Island Hopping

3 min read
Bali and the Maldives may be your preferred island destinations, but you can enjoy the sun, sand and sea while staying safe at one of several unspoilt islands located a short boat ride away from mainland Singapore.

KUSU ISLAND
Kusu, in Hokkien, means ‘tortoise’ or ‘turtle’. The story goes that two fishermen — a Chinese and a Malay — were out at sea when their ship was wrecked. To save them from drowning, a giant tortoise turned itself into an island — hence, the island’s name. The men were so grateful that they built a Taoist shrine and a Muslim keramat (‘shrine’ in Malay). Over the years, the island has become the site of an annual pilgrimage that draws hordes of devotees to Da Bo Gong, a Chinese temple, and also to the Malay keramat. In case you’re wondering, a sanctuary for different breeds of turtles does exist on the island.

Getting there: Take a ferry ride from Marina South Pier.

What to do: Pay a visit to the Da Bo Gong Temple and make a wish at the wishing well. If you have children in tow, you’ll want to drop in at the turtle shelter, after which you could go swimming or snorkelling. Thanks to marine biodiversity conservation efforts, the waters surrounding the island harbour tons of coral reefs, fish and other marine life.

ST JOHN’S ISLAND
Located roughly 6.5km south of Singapore, St John’s Island is home to a range of wildlife and marine research centres. These include the Marine Aquaculture Centre and St John’s Island National Marine Laboratory, both of which manage areas that are restricted from public access. However, visitors are welcome to drop in at the Marine Park Outreach and Education Centre. The island is popular with anglers.

Getting there: Catch a ferry from Marina South Pier.

What to do: St John’s Island boasts different types of coral, reef fish, sea sponges and seagrass. Check the tide forecast to pick a time for an intertidal walk to experience these natural wonders.

NParks also organises a curated trail showcasing the biodiversity and history of St John’s Island and Sisters’ Island Marine Park. However, there’s only one tour a month and slots are limited. For more information, log onto https://www.nparks.gov.sg/gardens-parks-and-nature/parks-and-nature-reserves/sisters-islands-marine-park/st-johns-island-trail.

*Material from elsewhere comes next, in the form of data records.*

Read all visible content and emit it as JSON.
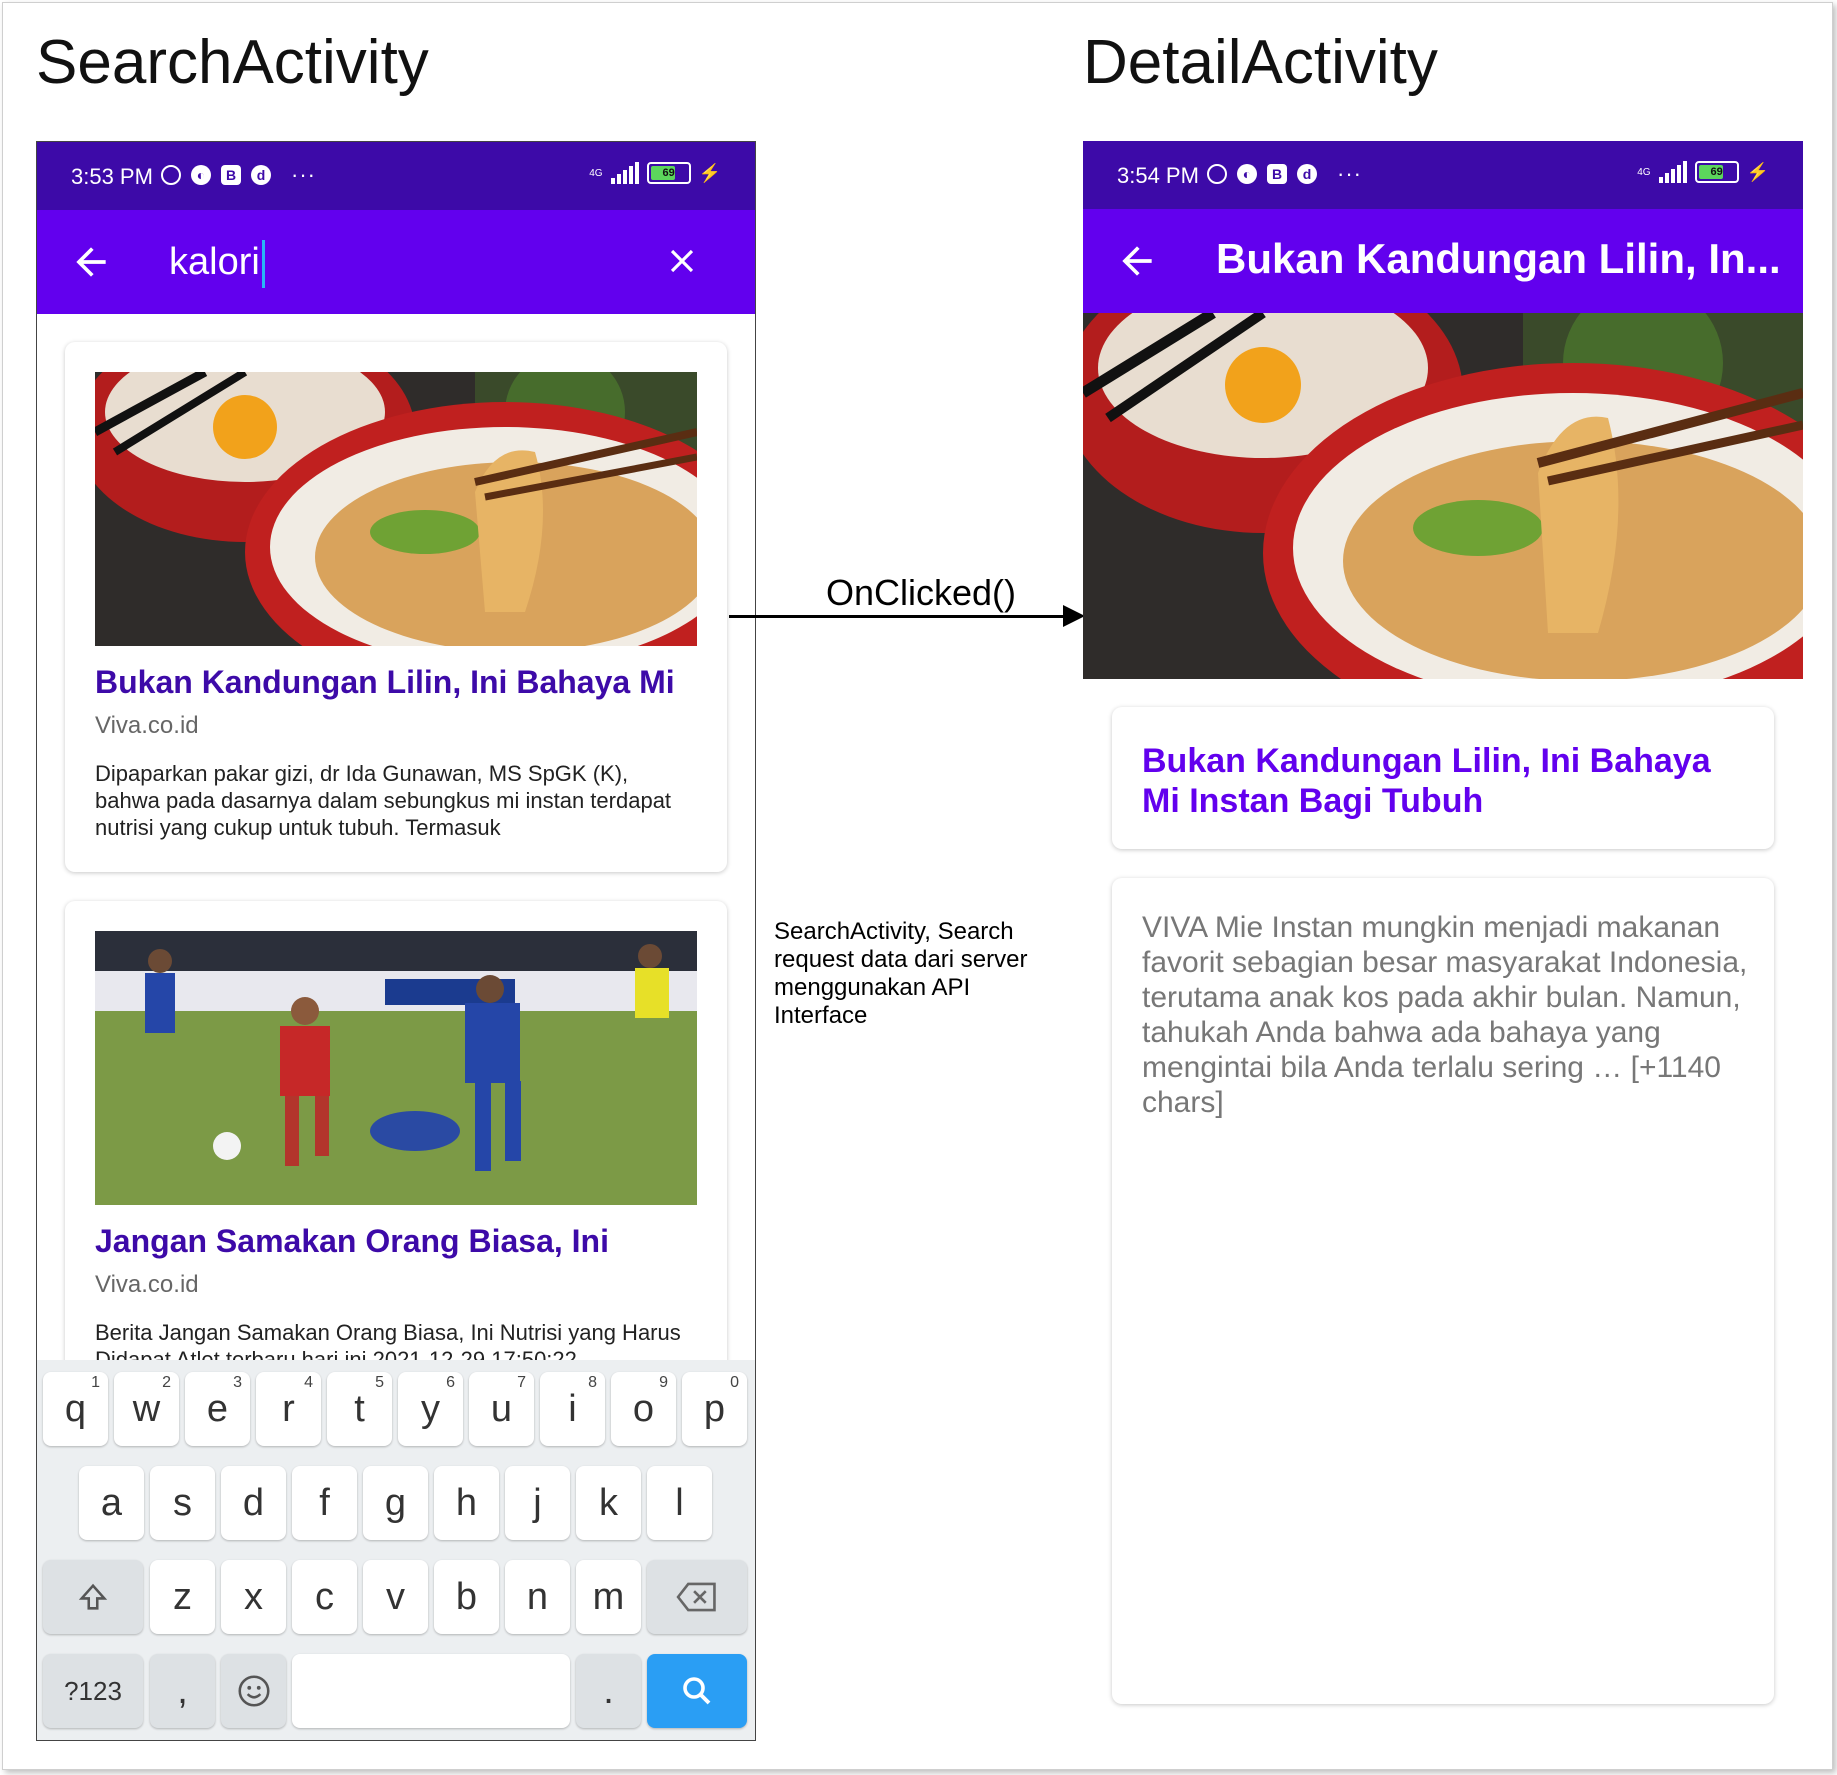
{
  "headings": {
    "left": "SearchActivity",
    "right": "DetailActivity"
  },
  "left_phone": {
    "status": {
      "time": "3:53 PM",
      "network": "4G",
      "battery": "69"
    },
    "search": {
      "query": "kalori"
    },
    "results": [
      {
        "title": "Bukan Kandungan Lilin, Ini Bahaya Mi",
        "source": "Viva.co.id",
        "description": "Dipaparkan pakar gizi, dr Ida Gunawan, MS SpGK (K), bahwa pada dasarnya dalam sebungkus mi instan terdapat nutrisi yang cukup untuk tubuh. Termasuk",
        "image": "noodle-bowl-photo"
      },
      {
        "title": "Jangan Samakan Orang Biasa, Ini",
        "source": "Viva.co.id",
        "description": "Berita Jangan Samakan Orang Biasa, Ini Nutrisi yang Harus Didapat Atlet terbaru hari ini 2021-12-29 17:50:22",
        "image": "football-match-photo"
      }
    ],
    "keyboard": {
      "row1": [
        [
          "q",
          "1"
        ],
        [
          "w",
          "2"
        ],
        [
          "e",
          "3"
        ],
        [
          "r",
          "4"
        ],
        [
          "t",
          "5"
        ],
        [
          "y",
          "6"
        ],
        [
          "u",
          "7"
        ],
        [
          "i",
          "8"
        ],
        [
          "o",
          "9"
        ],
        [
          "p",
          "0"
        ]
      ],
      "row2": [
        "a",
        "s",
        "d",
        "f",
        "g",
        "h",
        "j",
        "k",
        "l"
      ],
      "row3": [
        "z",
        "x",
        "c",
        "v",
        "b",
        "n",
        "m"
      ],
      "symbols_label": "?123",
      "comma": ",",
      "period": "."
    }
  },
  "arrow": {
    "label": "OnClicked()"
  },
  "note": "SearchActivity, Search request data dari server menggunakan API Interface",
  "right_phone": {
    "status": {
      "time": "3:54 PM",
      "network": "4G",
      "battery": "69"
    },
    "appbar_title": "Bukan Kandungan Lilin, In...",
    "image": "noodle-bowl-photo",
    "article_title": "Bukan Kandungan Lilin, Ini Bahaya Mi Instan Bagi Tubuh",
    "article_body": "VIVA  Mie Instan mungkin menjadi makanan favorit sebagian besar masyarakat Indonesia, terutama anak kos pada akhir bulan. Namun, tahukah Anda bahwa ada bahaya yang mengintai bila Anda terlalu sering … [+1140 chars]"
  },
  "colors": {
    "status_bar": "#3d0aa8",
    "app_bar": "#6200ee",
    "title_text": "#3d0aa8",
    "search_key": "#2a9ef4"
  }
}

To get away from the crowds, St John’s Island has accommodation you can book for an overnight stay.

PULAU UBIN
Shaped like a boomerang, this 1,020-hectare island is home to some of Singapore’s last kampungs as well as the Chek Jawa wetlands, one of Singapore’s richest ecosystems.

Getting there: Take a short bumboat ride from Changi Point Ferry Terminal.

What to do: Boasting lush greenery and abundant wildlife, Pulau Ubin has a lot to offer
nature lovers. You can go birdwatching, visit the Ubin fruit orchard and
explore abandoned quarries. Head to the eastern part of the island to check
out the old restored houses and the Chek Jawa wetlands. As you stroll the
boardwalk, keep an eye out for fiddler crabs. Sports enthusiasts can take on the island’s
challenging biking trails or kayak around the island.